How to Make Fried Rice

This post contains simple instructions on how to make fried rice. This recipe is so easy and so laughably cheap that I just have to share it with the world. It dates back to my college days when a friend of mine named Tracy taught it to me. Money was tight back then, so needless to say this recipe instantly entered my heavy rotation--and it's been there going on 17 years now.

But the best thing about this meal is that it costs less than one dollar to make. Seriously.

Fried Rice

1 frozen sausage link (either sweet or spicy Italian-style sausage)

Two cups (roughly) of day-old rice (best if made the day before in a rice cooker: here's one to consider)
Soy sauce

1 egg, beaten
Tabasco and/or cayenne pepper to taste
Frozen peas (can also use other frozen green veggies, like broccoli)


1) Slice up the sausage link into small chunks and fry on medium heat in a non-stick pan.

2) Add the rice. Be sure you break up any clumps of rice. You can add cayenne pepper to the rice if you want a spicier dish.

3) Crack egg into a glass and beat with a fork. I add a few good splashes of Tabasco to the beaten egg.

4) Add egg/Tabasco mixture to the rice and sausage in the pan. Stir with a spatula until combined evenly.

5) Shake four or five healthy splashes of soy sauce onto the egg/rice
mixture (err on the side of caution here and don't add too much or the dish will be too salty--you can always add more soy sauce later if need be).
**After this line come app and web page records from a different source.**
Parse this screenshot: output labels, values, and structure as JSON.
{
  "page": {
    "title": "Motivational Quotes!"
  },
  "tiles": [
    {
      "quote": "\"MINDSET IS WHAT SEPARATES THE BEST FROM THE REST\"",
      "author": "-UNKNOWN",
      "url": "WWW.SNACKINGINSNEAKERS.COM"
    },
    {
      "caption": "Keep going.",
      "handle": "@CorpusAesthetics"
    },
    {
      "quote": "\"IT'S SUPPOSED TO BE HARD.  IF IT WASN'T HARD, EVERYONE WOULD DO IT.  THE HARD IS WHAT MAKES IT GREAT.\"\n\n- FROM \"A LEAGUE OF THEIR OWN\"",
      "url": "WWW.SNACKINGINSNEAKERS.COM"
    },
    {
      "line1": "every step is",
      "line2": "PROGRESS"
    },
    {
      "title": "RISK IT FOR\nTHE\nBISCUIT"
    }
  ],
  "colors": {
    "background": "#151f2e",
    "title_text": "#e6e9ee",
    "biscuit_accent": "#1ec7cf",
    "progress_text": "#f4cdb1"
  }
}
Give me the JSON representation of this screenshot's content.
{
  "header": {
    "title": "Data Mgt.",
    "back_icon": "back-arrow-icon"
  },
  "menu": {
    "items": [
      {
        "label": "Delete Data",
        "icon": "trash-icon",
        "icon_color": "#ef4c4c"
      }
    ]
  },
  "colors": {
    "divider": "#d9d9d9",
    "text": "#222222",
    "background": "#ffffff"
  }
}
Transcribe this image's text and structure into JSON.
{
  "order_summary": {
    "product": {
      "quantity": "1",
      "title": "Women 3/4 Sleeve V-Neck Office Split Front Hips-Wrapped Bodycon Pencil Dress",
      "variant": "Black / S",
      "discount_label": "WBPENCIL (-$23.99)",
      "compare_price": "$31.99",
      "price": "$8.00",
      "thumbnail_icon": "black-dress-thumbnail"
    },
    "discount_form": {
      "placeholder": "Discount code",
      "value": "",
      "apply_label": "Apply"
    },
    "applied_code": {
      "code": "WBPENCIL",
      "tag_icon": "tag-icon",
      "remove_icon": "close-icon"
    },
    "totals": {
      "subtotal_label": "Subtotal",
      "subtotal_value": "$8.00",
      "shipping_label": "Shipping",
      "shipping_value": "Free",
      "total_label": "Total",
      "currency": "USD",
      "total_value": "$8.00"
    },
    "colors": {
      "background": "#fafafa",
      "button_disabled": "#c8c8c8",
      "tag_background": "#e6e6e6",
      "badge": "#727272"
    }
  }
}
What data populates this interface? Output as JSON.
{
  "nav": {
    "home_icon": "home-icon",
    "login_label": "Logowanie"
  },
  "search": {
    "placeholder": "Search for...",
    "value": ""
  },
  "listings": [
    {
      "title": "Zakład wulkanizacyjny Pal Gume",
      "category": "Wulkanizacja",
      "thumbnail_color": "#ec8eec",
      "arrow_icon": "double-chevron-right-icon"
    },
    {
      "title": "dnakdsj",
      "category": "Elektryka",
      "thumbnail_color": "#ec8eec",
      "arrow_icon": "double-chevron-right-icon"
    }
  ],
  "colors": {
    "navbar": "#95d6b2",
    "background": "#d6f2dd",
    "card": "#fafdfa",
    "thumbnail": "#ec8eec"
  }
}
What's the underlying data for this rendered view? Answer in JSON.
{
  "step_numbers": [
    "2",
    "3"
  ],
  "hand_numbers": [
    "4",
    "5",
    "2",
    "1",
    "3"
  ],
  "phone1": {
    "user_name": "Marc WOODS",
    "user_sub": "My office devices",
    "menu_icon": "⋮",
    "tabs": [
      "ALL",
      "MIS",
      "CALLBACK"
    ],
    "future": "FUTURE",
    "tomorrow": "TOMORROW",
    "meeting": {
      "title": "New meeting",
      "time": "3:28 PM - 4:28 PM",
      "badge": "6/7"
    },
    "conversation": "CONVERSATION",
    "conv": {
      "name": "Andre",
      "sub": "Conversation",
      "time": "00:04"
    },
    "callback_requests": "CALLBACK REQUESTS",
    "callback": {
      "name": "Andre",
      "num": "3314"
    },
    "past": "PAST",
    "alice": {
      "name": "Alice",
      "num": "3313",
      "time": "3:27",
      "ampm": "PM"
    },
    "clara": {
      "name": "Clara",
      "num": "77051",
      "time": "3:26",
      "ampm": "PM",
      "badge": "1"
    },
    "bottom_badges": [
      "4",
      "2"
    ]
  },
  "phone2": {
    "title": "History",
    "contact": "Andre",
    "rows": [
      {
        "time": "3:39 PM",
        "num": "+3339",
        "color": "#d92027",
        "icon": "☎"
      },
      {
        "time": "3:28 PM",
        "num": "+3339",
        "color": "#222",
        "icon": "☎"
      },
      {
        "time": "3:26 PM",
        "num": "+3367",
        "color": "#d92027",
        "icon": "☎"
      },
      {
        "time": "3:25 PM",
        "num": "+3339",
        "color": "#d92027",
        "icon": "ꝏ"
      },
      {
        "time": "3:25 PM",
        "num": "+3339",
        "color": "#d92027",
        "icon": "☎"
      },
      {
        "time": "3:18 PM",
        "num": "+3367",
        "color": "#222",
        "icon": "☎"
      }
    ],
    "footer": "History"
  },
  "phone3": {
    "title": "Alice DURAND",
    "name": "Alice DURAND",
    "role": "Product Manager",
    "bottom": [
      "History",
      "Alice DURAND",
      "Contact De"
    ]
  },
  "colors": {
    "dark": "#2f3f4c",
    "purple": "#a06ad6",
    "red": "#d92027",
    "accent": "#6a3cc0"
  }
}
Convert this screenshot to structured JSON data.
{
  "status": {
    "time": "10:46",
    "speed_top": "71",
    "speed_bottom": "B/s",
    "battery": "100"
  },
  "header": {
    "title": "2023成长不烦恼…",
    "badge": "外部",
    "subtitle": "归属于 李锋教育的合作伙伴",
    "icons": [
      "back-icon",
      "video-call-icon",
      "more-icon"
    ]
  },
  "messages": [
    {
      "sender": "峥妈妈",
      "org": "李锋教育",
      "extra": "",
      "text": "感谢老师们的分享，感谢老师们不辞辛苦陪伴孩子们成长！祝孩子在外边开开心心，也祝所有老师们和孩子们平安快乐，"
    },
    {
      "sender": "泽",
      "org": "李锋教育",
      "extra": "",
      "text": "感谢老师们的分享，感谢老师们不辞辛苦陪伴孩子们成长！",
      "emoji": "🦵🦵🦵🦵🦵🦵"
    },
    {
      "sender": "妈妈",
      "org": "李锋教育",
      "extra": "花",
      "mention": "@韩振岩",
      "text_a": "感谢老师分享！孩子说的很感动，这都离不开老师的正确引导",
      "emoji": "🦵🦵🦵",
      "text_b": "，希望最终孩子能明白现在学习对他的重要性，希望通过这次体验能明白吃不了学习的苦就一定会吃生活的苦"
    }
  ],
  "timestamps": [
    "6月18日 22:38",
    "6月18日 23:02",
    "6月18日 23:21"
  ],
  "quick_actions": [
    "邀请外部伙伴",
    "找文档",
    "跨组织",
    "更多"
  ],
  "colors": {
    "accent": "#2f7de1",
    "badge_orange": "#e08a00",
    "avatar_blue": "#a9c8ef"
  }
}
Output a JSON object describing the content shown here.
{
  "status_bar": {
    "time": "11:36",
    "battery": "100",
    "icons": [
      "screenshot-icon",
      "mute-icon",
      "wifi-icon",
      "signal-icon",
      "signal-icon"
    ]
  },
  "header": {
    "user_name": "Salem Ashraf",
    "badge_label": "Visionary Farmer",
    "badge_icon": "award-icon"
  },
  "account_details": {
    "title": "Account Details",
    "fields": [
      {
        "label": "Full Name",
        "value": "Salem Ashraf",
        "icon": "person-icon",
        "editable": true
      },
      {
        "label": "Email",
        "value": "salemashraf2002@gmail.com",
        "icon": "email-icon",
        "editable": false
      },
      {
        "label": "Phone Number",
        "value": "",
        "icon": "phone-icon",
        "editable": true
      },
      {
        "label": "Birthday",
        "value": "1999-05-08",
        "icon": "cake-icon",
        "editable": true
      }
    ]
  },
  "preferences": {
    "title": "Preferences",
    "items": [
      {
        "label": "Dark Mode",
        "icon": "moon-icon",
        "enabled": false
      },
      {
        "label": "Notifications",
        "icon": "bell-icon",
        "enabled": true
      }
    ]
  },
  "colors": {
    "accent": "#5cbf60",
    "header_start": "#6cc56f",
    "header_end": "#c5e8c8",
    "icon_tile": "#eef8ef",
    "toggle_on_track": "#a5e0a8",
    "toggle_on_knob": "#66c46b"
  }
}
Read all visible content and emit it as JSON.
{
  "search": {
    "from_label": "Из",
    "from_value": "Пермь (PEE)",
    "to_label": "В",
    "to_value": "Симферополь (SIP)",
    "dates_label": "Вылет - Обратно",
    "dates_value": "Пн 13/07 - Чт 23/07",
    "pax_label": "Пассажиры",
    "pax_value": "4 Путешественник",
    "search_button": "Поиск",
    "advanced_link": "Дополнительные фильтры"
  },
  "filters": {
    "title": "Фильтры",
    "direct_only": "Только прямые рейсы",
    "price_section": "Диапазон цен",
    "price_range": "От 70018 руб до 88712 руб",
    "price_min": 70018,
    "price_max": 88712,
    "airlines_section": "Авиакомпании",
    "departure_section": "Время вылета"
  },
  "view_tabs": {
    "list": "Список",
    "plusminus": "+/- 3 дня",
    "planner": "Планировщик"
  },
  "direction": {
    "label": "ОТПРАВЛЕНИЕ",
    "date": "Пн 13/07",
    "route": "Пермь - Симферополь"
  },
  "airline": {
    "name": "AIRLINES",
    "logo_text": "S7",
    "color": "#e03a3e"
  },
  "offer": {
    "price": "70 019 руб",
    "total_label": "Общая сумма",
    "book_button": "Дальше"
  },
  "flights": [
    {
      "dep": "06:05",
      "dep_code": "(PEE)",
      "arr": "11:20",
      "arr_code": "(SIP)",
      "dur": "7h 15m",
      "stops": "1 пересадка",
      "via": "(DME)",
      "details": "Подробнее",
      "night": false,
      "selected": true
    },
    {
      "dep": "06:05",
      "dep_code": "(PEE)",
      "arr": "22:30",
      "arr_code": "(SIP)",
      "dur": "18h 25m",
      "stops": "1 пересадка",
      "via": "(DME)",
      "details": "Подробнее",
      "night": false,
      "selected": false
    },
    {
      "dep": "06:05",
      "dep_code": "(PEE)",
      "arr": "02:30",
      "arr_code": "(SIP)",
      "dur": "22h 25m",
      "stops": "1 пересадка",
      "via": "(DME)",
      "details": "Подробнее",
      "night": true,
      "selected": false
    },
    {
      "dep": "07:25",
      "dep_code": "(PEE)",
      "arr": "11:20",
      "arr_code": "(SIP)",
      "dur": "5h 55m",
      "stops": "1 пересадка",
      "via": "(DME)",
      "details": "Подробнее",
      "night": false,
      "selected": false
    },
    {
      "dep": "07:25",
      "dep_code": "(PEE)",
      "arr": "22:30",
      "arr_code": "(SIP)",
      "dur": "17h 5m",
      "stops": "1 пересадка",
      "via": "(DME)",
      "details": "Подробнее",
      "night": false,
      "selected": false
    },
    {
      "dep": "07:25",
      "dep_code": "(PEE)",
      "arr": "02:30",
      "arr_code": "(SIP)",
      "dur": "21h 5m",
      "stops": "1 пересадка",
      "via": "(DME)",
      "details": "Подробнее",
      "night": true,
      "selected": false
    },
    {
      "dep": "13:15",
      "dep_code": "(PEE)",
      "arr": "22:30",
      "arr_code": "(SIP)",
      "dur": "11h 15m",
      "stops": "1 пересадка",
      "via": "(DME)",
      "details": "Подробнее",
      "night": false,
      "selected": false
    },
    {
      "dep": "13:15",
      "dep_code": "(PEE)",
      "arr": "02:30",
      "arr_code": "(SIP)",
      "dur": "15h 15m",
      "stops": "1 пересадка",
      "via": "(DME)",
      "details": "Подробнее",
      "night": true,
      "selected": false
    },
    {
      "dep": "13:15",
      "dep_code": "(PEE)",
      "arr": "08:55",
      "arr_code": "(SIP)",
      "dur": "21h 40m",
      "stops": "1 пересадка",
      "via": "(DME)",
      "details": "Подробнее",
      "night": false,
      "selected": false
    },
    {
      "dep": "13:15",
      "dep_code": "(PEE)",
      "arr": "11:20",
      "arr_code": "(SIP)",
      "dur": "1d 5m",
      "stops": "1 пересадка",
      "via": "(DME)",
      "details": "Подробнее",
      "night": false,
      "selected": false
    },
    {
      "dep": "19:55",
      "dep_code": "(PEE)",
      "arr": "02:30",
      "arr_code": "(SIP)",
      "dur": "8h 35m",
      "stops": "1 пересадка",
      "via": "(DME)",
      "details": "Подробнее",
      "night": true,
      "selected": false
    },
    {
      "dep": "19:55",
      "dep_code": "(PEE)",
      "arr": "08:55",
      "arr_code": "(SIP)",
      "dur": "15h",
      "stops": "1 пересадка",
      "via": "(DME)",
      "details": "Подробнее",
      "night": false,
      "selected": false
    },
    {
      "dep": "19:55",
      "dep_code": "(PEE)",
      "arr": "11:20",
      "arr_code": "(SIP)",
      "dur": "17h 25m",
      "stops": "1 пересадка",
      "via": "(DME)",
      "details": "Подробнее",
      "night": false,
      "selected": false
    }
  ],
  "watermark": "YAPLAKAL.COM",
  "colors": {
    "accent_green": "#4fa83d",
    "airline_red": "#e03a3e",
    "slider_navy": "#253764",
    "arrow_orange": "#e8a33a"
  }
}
6) Turn burner up to medium-high. Continue stirring constantly and be careful not to let the rice burn.

7) Dump in a couple of handfuls of frozen peas. Cook for another 4-5 minutes more on high heat, stirring constantly.

Serves two.

Related Posts:
Mock Wild Rice: An Insanely Easy To Make Side Dish
Eight Tips to Make Cooking At Home Laughably Cheap: The Economics of Cooking, Part 2
Two Useful Cooking Lessons From Another Cheap and Easy Side Dish
How to Tell if a Recipe is Worth Cooking With Five Easy Questions

I can't end this post without backing up my "less than one dollar" claim. So here it is: you can buy an entire pound bag of frozen peas for $1.50 and you'll use just a handful or two per batch (you can of course use other types of veggies, I just like peas because they're easy to handle and keep well in the freezer). You can buy an entire package of a dozen Italian-style sausage links for $3-4. You're going to use about 5-10c worth of rice. Add in an egg at $2.29 a dozen and a few splashes each of soy sauce and Tabasco, and here's how the math works:

Sausage, 1 link--------------33c
1 Egg-------------------------19c
Rice--------------------------10c (at most)
Tabasco, Soy Sauce--------10-15c (again, at most)

I knew that MBA would pay off eventually...!

If you're looking for other inexpensive recipes like this one, you can visit here, here and here.


Anonymous said...

I know I'll be trying this recipe, but not because of the cost alone. It looks darn good, and I bet it tastes great too! GP

Sunny @ said...

OOh yummy! I'll have to try yours using hot sauce and sausage. Try mine, too! I used chicken and Sriaccha. Delish!

Anonymous said...

In Hawaii we use Spam.

Sally said...

It never occurred to me to use Italian sausage, but I've used crumbled bulk breakfast sausage or Spam. I think I need to cook some rice!

Daniel said...

Let me know how it comes out Sally! For us, frozen sausage links are just easier to handle. This recipe is all about maximizing convenience.


chilimoon said...

I found a way to veganize this delicious dish - it starts by replacing the sausage, of course. :P
Then: Instead of the beaten egg, you use 3 to 4 generous tablespoons of tofu (not too firm). You put it in a glass and squash it with a fork until it looks like a cross between scrambled eggs and finely ground meat, texture-wise.
Then, add a dash of soy sauce, some black pepper, some nutmeg and a bit of salt (tofu is very bland).
I like to add sriracha and garlic or hoisin sauce as well, but that's because I love spicy food.

You need to prepare the egg replacement before you start cooking, so it can marinate a bit. A quarter of an hour was fine for me.
I'd recommend to start cooking by frying the egg replacement for a bit before you add the rice (so it's exactly the other way round than in the original recipe, if I remember correctly).